Jack Ü’s track with 2 Chainz, “Febreze,” found Diplo jumping on the DJ booth dancing with a back-up performer dressed as a life-size bottle of the cleaning product. New Orleans native Fly Boi Keno was brought out at one point while Skrillex ran around waving a Jack Ü flag. Streamers, smoke, and mini-fireworks shot up from the stage as their 2015 remix with Justin Bieber, “Where Are You Now,” closed the show.
The Voodoo grounds were littered with tons of amusement park attractions — a Ferris Wheel, a Tilt-a-Whirl, and even homemade mud slides, surfed by fans with inflatable pizza slices — but nothing compared to the ride Jane’s Addiction took their fans on. The music vets dug into tracks like “Ain’t No Right” from 1990’s Ritual de lo Habitual, “Mountain Song” off of 1998’s Nothing’s Shocking, and “Just Because” from 2003’s Strays. The crowd gazed in shock at the band’s sprightly performance and theatrics as two women suspended by hooks in their flesh, flew above the stage during the set’s final song “Whores.”
Florence and the Machine
Florence Welch rarely ceased dancing during her headlining set, dressed for the occasion in ghastly makeup and all. The British whirlwind’s commanding voice and dazzling stage presence kept fans enraptured throughout old songs and new, leaning heavily on her 2015 release How Big, How Blue, How Beautiful.
Feeding off of crowd’s energy, Welch eventually shed her outfit, stripping down to her bra and running down from the stage right into the audience’s embrace. Concluding Voodoo’s first night with a passionate rendition of 2009’s “Drumming Song” and a powerful, passionate encore of “What Kind of Man,” Flo left the stage with a theatrical, emotionally enrapturing crawl.
Nothing was more fitting for the Halloween festival than a closing slot from the Prince of Darkness himself, Ozzy Osbourne, but what made this performance even more special were the guest artists that joined the singer throughout the night.

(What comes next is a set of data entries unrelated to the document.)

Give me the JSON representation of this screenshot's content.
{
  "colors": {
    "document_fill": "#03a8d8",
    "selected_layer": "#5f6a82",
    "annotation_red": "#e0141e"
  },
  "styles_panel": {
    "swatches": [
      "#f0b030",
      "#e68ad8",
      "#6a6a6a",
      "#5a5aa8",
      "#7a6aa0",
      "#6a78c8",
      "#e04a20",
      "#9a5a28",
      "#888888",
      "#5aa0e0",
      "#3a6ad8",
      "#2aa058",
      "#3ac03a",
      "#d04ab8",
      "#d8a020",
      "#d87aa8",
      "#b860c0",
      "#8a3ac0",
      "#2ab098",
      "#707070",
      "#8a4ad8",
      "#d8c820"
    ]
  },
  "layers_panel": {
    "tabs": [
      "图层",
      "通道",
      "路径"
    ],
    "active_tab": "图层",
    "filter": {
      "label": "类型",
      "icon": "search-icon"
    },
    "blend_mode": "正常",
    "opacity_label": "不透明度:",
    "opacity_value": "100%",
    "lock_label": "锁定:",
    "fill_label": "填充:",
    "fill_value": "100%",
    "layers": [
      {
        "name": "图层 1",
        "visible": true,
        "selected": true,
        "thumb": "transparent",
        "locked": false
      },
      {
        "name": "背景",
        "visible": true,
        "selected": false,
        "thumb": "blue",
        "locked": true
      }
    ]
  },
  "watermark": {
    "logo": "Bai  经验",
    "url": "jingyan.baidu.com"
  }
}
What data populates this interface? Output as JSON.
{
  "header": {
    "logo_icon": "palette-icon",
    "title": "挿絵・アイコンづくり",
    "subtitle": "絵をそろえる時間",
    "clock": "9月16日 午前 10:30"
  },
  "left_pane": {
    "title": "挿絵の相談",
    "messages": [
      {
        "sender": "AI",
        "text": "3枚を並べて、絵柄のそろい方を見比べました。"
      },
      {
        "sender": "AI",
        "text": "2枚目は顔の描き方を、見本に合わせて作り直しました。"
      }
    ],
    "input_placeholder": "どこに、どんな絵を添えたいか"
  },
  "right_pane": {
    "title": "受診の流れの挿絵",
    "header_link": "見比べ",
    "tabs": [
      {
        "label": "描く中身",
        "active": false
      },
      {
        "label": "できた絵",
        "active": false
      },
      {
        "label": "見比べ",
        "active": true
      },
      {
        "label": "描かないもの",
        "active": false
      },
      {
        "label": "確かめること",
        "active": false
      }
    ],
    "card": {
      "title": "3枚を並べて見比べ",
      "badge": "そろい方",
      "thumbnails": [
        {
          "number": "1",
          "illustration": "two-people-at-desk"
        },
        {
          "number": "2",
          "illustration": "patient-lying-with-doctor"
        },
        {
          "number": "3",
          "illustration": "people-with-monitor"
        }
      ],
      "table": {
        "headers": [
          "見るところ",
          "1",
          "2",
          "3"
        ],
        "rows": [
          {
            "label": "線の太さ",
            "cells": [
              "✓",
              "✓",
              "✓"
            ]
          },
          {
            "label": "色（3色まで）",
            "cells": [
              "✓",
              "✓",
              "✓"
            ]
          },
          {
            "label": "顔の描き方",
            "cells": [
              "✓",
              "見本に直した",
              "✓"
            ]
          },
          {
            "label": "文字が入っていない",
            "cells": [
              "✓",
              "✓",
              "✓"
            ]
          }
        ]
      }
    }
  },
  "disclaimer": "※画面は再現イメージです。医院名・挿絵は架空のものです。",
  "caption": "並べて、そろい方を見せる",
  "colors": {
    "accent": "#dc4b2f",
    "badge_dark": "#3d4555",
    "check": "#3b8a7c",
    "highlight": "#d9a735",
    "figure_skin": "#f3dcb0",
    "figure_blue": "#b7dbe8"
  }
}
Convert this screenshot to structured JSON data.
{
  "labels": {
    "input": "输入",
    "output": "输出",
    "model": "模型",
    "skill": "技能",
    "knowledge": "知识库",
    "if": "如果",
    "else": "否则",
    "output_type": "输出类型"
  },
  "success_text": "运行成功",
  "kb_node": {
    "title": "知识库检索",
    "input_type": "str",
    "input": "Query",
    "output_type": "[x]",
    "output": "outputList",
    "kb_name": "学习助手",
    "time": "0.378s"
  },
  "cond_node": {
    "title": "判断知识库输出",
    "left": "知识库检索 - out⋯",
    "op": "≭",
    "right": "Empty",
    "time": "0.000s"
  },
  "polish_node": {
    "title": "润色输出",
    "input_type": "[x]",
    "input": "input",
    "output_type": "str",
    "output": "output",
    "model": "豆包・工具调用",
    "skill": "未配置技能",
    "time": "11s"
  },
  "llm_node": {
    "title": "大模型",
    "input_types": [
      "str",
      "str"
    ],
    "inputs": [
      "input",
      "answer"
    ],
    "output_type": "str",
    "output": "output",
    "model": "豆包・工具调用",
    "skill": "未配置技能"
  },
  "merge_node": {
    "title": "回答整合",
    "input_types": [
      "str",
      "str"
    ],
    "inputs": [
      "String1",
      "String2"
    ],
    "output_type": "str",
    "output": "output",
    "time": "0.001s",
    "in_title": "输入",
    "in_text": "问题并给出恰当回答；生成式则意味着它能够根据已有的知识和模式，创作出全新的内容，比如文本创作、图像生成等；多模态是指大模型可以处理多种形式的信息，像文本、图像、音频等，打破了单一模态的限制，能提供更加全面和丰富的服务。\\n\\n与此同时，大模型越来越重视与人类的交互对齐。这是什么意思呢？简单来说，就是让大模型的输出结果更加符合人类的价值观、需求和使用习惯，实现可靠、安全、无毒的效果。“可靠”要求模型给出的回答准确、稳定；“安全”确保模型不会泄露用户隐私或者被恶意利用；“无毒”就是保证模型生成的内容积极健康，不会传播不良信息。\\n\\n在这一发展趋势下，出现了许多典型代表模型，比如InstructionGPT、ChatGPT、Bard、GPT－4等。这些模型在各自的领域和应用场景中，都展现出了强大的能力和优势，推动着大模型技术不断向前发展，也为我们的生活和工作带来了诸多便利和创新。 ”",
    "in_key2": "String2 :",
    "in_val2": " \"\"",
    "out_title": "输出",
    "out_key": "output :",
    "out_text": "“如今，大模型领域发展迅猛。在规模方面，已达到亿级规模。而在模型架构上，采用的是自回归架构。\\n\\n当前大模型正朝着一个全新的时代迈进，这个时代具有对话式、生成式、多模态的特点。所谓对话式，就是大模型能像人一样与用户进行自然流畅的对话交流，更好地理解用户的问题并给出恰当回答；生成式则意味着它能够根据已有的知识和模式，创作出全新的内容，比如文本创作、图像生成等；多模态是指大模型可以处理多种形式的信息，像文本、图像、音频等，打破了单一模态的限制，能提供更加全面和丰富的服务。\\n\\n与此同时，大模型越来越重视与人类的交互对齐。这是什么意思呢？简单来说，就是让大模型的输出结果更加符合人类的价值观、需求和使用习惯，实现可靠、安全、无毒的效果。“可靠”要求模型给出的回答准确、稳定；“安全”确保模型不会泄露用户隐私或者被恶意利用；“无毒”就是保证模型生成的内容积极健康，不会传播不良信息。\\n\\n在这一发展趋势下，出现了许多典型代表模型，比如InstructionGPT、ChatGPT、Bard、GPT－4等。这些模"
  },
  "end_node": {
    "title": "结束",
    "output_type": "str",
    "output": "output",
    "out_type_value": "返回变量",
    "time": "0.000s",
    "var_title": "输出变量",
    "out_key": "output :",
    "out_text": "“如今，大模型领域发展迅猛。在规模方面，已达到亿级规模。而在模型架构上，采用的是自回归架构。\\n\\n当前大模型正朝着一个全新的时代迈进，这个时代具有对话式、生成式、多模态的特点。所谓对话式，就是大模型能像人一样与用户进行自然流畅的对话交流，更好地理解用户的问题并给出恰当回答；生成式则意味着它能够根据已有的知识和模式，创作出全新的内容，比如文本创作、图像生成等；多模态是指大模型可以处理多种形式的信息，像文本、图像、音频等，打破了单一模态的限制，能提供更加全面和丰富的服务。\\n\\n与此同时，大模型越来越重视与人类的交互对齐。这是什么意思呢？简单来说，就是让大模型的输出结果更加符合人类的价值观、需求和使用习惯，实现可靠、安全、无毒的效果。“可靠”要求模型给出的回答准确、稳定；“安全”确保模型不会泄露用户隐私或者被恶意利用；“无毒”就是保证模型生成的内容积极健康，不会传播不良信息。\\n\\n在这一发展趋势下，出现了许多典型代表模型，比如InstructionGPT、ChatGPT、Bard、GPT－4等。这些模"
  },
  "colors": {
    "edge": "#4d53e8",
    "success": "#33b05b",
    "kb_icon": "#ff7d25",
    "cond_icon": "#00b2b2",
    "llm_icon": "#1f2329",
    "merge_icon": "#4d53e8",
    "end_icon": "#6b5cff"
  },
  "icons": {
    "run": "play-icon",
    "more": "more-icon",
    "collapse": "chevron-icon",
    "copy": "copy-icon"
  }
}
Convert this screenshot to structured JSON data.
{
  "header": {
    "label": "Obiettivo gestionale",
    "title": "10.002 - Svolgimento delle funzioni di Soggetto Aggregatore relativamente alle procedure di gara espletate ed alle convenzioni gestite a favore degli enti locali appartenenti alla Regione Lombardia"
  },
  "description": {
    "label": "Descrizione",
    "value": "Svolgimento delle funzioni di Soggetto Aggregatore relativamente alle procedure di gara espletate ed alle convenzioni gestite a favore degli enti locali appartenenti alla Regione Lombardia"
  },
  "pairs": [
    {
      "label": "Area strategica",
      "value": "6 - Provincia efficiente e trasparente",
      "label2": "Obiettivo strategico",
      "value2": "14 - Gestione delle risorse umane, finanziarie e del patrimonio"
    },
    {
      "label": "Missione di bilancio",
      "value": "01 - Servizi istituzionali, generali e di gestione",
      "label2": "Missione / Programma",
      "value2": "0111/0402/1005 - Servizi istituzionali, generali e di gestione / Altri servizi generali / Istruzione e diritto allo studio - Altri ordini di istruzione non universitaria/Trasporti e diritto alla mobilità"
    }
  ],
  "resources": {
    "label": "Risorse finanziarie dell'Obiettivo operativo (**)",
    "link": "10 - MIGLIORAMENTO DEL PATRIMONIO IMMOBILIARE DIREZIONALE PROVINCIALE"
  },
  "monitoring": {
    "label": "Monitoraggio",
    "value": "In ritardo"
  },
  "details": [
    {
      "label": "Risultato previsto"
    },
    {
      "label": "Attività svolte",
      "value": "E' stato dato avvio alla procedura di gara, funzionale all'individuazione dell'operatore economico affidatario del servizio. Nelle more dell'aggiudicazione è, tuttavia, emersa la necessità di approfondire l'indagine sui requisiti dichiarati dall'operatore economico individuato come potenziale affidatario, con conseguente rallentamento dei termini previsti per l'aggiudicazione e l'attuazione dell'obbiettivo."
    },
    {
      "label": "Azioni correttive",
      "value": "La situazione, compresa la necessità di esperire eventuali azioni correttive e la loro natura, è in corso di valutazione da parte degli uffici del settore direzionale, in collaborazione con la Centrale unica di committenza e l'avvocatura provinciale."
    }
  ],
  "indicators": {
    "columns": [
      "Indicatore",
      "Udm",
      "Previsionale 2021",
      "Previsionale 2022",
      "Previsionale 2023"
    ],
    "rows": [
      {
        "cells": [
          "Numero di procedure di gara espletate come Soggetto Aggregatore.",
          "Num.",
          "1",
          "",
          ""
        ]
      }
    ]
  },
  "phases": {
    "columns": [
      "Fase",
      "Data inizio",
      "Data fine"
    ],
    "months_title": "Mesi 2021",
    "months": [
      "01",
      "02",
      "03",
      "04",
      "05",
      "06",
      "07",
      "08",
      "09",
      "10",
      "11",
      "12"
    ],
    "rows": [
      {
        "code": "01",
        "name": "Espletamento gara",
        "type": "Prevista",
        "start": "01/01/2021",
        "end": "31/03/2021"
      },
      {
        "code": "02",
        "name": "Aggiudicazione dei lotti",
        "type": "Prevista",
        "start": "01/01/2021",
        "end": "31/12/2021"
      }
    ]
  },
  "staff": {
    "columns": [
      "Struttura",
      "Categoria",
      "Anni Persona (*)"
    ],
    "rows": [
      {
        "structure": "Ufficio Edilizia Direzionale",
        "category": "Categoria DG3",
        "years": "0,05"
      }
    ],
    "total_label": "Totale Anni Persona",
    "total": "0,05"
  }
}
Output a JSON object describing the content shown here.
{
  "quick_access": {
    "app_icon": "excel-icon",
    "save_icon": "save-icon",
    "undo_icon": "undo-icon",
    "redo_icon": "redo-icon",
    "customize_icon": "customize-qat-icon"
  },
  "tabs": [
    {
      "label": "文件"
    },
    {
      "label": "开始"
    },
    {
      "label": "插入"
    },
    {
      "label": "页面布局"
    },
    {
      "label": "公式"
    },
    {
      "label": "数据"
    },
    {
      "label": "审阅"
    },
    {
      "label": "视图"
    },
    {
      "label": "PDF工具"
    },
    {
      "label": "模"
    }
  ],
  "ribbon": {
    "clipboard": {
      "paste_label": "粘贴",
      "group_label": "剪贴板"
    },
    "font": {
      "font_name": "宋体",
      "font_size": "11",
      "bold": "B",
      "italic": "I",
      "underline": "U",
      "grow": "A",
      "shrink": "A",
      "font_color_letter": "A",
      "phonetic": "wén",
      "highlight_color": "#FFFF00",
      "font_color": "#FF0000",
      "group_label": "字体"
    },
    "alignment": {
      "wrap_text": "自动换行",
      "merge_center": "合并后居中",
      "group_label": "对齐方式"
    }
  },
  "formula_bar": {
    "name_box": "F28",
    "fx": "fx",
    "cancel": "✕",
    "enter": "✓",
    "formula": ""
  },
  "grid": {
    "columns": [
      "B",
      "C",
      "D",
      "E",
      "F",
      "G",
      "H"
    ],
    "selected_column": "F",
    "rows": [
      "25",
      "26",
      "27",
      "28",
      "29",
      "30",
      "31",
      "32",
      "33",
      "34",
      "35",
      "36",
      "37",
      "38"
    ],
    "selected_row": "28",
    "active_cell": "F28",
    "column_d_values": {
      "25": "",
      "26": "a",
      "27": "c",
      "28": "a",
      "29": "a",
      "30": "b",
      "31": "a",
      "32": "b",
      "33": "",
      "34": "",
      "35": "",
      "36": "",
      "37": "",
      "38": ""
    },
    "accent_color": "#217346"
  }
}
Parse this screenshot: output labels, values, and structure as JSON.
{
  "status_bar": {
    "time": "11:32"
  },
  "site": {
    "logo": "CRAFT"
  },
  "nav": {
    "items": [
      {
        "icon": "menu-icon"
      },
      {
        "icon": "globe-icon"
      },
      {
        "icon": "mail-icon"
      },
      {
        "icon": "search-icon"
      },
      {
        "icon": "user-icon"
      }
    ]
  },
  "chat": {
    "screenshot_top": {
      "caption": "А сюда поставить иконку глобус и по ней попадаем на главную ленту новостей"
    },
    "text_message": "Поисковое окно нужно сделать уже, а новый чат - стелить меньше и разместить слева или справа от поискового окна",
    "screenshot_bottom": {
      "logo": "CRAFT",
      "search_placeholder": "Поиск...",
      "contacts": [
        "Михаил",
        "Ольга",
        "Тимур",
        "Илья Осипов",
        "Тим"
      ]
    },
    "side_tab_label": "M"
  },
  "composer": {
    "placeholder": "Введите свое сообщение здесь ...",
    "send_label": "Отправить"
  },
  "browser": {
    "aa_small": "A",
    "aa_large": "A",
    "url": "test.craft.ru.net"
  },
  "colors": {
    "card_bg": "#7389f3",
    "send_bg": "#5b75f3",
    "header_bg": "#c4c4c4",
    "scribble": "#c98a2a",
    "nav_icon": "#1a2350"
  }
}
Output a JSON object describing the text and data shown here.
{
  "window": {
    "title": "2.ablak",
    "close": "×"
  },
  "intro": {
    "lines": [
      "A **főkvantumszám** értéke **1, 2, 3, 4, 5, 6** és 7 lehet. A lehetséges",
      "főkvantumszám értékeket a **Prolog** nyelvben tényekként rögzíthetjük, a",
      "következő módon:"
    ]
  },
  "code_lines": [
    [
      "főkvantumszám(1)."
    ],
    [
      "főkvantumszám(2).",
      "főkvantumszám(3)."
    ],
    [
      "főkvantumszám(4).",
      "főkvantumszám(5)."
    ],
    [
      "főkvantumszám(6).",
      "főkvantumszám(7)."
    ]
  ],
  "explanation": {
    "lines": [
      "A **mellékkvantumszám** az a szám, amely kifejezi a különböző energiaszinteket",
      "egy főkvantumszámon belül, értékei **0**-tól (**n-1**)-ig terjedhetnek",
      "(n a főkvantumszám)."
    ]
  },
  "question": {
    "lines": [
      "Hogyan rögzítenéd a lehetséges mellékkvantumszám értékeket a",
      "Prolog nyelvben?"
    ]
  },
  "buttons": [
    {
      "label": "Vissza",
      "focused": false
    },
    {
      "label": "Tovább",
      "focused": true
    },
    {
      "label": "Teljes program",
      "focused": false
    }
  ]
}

Osbourne took to the stage in his all-black outfit, rocking a menacing grin before starting the night off with “I Don’t Know.” From that point on, it was a nonstop barrage of tunes as Rage Against the Machine guitarist Tom Morello joined the stage for “Mr. Crowley” and “Bark At The Moon.” Slash joined in on the fun soon thereafter, bringing heavier riffs to the song “Children of the Grave” before “Iron Man” saw, Morello, Slash, and Geezer Butler joining Osbourne onstage.
Osbourne maintained his charming intensity for the full set, spraying the audience with a fire hose as he ended the night with “Crazy Train.” “Thank you so much for sticking it out in this f—ing dreadful weather. I love you all,” said Osbourne graciously, as he bowed down on his knees.
A resounding “Ozzy! Ozzy!” chant resulted in the singer performing two encores — “Mama I’m Coming Home” and “Paranoid” — the latter of which featured a pummeling Slash guitar solo as fireworks lit up the night sky.